## WORK TO BE COMPLETED:
Among the entries that follow, find every line with the word "stock" and copy it.

[Start of section]

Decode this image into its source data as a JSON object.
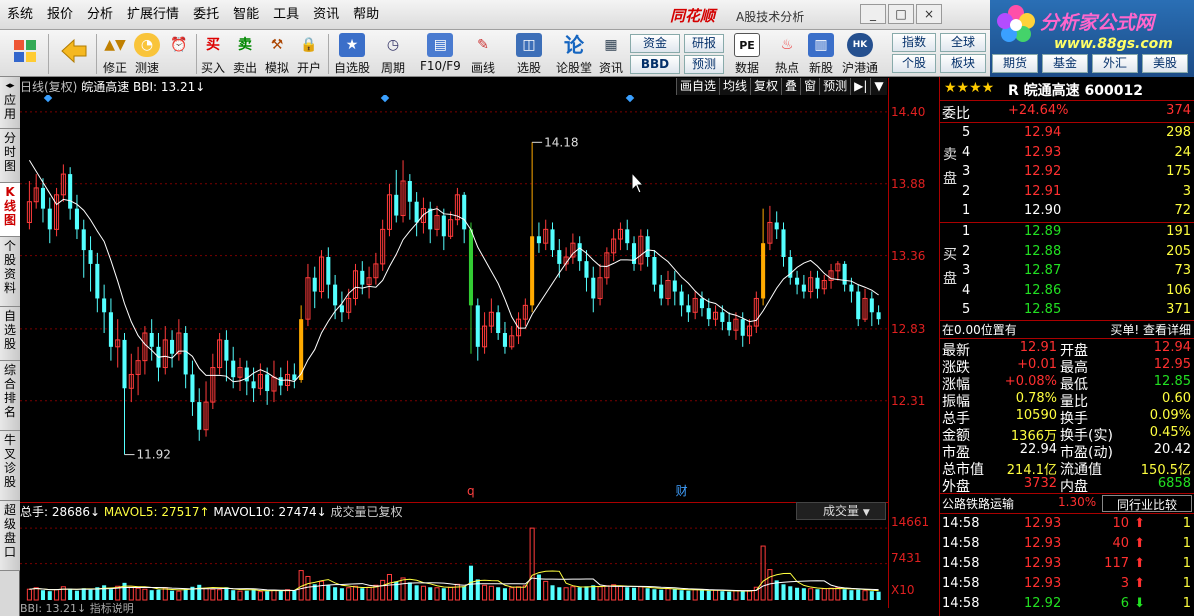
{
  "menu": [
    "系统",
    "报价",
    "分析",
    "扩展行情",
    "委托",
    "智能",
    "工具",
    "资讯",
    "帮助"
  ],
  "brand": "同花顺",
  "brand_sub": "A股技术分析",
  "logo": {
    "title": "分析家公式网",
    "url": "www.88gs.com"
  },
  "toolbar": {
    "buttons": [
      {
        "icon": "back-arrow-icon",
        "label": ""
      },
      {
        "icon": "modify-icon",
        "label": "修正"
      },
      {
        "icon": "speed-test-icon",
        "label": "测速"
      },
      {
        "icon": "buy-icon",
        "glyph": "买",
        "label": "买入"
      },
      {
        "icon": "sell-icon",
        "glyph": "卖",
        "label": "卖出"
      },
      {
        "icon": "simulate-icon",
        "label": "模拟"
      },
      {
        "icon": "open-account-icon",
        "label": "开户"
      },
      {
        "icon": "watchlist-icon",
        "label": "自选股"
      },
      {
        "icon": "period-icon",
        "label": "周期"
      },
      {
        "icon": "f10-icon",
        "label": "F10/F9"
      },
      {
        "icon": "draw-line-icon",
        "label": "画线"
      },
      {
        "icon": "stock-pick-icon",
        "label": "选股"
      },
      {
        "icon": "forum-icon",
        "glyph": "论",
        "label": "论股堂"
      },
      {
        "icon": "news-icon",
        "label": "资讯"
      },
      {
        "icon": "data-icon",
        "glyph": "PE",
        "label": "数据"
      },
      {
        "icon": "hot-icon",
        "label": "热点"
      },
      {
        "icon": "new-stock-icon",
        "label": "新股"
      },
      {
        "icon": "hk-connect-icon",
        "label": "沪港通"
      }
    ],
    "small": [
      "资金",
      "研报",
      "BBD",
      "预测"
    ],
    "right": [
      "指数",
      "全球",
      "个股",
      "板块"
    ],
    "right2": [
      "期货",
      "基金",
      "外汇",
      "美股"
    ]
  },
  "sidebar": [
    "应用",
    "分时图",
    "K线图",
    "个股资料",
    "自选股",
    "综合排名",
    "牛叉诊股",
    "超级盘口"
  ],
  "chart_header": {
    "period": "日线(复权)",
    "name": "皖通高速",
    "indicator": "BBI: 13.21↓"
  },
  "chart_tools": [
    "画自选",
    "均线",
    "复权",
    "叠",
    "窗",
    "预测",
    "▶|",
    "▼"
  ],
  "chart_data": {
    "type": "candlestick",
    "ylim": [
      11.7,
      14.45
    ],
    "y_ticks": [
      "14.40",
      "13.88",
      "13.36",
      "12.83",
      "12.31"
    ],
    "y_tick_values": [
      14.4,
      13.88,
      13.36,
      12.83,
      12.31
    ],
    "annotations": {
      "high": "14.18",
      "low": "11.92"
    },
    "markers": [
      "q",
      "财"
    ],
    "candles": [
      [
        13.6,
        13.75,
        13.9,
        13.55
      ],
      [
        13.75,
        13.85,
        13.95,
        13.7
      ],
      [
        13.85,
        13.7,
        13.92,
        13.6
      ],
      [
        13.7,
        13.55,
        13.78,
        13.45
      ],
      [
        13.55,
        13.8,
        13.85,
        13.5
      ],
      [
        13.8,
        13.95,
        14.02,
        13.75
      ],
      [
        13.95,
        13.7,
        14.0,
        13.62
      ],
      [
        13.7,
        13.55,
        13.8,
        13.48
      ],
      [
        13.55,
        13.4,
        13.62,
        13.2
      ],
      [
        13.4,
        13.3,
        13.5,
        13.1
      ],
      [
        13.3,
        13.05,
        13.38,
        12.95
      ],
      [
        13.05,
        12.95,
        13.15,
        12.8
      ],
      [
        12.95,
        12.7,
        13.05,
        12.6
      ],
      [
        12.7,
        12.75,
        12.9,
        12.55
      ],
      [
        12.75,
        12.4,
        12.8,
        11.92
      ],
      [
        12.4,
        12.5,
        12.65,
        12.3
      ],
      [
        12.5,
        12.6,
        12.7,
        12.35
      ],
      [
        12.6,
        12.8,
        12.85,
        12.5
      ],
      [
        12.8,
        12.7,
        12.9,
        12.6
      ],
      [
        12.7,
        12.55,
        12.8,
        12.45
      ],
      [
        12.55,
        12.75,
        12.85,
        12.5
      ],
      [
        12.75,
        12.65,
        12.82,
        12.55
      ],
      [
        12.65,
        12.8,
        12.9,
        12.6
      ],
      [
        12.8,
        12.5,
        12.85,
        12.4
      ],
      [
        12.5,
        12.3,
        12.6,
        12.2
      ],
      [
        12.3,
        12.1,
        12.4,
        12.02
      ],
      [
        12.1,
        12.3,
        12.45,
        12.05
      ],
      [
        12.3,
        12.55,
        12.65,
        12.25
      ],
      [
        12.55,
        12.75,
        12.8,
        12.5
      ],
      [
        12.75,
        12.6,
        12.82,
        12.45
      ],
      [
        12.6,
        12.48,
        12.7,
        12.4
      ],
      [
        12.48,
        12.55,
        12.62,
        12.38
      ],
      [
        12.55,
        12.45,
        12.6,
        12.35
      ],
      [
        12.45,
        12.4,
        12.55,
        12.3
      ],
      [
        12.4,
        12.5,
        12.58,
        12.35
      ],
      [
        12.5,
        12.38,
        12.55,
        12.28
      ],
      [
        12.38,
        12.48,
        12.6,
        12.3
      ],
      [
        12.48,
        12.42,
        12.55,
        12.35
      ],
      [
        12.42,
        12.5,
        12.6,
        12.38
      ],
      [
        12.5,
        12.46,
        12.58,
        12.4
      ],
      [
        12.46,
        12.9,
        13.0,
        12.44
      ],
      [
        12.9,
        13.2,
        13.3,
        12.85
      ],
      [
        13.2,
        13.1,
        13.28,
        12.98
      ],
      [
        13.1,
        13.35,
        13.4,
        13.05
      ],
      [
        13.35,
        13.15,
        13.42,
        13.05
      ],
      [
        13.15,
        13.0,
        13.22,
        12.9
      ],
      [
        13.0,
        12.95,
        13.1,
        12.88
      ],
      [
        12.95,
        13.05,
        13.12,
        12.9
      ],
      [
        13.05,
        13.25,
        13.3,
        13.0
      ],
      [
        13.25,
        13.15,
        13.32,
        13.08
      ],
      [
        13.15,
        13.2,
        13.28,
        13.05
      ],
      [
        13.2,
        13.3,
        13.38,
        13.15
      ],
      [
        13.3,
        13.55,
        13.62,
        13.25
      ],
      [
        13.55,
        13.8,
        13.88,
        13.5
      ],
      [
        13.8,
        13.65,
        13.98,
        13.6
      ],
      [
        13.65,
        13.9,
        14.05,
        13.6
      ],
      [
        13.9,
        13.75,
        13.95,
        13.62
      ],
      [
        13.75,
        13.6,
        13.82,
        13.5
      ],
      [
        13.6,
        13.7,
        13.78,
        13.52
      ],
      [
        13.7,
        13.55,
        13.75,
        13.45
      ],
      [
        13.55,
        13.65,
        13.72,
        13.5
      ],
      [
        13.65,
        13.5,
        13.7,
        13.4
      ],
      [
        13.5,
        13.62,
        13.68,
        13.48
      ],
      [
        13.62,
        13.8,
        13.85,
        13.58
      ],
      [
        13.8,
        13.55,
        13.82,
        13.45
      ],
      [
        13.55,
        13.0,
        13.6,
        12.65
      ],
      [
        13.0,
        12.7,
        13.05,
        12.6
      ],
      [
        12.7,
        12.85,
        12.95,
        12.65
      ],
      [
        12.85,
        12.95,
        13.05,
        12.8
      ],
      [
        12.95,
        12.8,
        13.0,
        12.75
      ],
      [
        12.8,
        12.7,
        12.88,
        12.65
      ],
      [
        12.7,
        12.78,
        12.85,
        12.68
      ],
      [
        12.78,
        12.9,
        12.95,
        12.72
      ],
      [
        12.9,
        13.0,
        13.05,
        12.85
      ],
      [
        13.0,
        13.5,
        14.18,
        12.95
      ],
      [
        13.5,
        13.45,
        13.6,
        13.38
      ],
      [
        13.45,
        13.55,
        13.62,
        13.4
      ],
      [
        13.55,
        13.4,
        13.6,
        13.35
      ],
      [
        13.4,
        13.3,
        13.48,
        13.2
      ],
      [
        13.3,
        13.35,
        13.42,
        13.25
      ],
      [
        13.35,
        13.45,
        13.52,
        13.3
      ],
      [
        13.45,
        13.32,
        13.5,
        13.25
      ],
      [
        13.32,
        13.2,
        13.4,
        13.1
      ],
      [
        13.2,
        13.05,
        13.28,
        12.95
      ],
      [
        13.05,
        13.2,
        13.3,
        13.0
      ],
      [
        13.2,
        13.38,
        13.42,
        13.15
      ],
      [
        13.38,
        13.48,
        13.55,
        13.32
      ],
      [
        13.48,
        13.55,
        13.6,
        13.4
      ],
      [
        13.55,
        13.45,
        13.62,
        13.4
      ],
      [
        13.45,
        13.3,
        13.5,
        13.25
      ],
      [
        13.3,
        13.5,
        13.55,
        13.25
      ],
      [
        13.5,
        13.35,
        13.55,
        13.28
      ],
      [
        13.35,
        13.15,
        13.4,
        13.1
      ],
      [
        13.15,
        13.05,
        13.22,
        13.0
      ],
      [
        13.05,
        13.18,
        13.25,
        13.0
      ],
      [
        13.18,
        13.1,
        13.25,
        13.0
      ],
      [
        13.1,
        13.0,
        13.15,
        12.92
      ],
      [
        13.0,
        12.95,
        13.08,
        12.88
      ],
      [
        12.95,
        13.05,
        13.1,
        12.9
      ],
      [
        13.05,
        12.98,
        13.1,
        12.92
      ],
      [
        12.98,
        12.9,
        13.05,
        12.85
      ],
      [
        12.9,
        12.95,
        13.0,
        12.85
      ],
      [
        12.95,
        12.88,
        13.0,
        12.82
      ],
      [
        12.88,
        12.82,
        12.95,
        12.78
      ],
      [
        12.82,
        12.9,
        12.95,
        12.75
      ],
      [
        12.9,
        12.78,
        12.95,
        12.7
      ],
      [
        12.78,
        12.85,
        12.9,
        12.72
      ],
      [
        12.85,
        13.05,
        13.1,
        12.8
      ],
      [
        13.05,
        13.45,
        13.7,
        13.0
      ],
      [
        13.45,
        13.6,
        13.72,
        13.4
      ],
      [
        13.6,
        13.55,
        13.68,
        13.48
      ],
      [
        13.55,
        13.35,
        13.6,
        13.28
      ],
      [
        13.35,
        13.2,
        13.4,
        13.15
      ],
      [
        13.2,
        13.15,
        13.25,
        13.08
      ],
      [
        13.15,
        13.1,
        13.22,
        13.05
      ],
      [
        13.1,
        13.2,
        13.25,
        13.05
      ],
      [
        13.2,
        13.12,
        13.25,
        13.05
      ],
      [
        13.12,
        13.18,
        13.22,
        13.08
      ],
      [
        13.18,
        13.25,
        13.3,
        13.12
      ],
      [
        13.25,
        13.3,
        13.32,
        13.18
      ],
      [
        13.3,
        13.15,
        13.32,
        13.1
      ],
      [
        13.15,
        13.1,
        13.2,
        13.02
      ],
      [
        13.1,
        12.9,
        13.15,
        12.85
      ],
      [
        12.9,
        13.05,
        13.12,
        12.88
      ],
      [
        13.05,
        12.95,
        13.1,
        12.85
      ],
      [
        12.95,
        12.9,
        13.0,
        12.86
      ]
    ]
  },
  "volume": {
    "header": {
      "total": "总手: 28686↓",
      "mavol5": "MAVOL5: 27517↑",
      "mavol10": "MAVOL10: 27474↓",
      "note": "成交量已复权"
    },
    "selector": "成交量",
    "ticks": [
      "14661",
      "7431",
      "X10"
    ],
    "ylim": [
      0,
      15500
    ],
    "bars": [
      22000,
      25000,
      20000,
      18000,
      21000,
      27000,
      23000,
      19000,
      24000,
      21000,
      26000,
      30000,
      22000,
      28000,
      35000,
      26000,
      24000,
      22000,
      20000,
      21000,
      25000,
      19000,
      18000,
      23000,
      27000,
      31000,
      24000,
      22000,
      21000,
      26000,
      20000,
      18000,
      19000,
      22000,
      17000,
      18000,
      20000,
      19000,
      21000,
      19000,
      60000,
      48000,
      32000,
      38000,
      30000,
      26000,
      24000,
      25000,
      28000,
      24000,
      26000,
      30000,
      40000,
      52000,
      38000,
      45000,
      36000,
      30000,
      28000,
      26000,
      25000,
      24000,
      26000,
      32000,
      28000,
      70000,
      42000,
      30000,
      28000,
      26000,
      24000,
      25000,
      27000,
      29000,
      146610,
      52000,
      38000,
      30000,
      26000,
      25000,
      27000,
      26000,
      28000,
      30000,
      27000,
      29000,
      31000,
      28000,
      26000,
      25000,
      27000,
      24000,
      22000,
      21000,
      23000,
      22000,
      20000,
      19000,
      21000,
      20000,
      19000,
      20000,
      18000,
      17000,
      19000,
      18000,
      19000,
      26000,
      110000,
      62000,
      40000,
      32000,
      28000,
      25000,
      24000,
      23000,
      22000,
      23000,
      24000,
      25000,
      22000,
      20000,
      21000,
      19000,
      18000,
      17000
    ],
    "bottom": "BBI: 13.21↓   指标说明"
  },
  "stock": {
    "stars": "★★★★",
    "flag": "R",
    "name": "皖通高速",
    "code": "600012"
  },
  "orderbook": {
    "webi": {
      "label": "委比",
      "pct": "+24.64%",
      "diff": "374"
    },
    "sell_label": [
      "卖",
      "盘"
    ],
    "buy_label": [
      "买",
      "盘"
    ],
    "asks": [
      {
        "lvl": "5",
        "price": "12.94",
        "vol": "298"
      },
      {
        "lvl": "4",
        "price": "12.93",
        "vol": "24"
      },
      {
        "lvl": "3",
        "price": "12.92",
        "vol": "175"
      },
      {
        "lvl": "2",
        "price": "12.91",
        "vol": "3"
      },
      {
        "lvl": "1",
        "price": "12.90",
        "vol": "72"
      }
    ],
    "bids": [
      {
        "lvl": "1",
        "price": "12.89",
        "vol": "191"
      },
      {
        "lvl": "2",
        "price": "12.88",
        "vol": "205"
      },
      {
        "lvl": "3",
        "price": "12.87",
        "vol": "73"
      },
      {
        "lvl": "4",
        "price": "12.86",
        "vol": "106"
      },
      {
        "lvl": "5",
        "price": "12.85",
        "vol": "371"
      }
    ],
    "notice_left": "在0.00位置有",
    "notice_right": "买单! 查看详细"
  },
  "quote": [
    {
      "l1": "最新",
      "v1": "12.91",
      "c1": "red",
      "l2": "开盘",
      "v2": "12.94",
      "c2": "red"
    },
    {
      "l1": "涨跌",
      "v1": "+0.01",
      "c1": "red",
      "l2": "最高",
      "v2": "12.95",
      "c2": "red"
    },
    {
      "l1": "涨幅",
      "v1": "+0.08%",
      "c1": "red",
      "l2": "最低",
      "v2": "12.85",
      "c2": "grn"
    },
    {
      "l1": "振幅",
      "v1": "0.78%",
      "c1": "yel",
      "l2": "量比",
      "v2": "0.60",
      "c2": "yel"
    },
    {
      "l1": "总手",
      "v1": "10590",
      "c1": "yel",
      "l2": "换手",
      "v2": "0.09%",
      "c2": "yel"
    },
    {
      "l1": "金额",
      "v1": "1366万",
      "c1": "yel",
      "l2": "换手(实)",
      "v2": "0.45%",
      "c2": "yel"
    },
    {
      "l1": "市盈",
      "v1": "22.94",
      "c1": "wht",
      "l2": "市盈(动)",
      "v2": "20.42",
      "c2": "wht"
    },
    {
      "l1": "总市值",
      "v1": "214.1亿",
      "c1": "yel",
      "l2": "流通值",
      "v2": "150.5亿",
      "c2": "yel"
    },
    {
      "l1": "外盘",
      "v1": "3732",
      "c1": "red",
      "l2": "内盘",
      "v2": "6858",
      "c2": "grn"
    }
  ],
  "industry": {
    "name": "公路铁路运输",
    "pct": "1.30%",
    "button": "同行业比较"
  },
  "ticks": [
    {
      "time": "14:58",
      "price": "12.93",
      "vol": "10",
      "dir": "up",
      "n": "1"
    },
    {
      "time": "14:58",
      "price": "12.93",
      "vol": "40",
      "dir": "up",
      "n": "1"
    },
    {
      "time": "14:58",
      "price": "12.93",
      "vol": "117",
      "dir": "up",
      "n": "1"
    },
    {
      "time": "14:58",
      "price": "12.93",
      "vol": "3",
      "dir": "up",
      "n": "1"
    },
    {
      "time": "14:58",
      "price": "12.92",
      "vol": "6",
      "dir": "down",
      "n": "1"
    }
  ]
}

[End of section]

## RESULT:
        "icon": "stock-pick-icon",
        "icon": "new-stock-icon",
  "stock": {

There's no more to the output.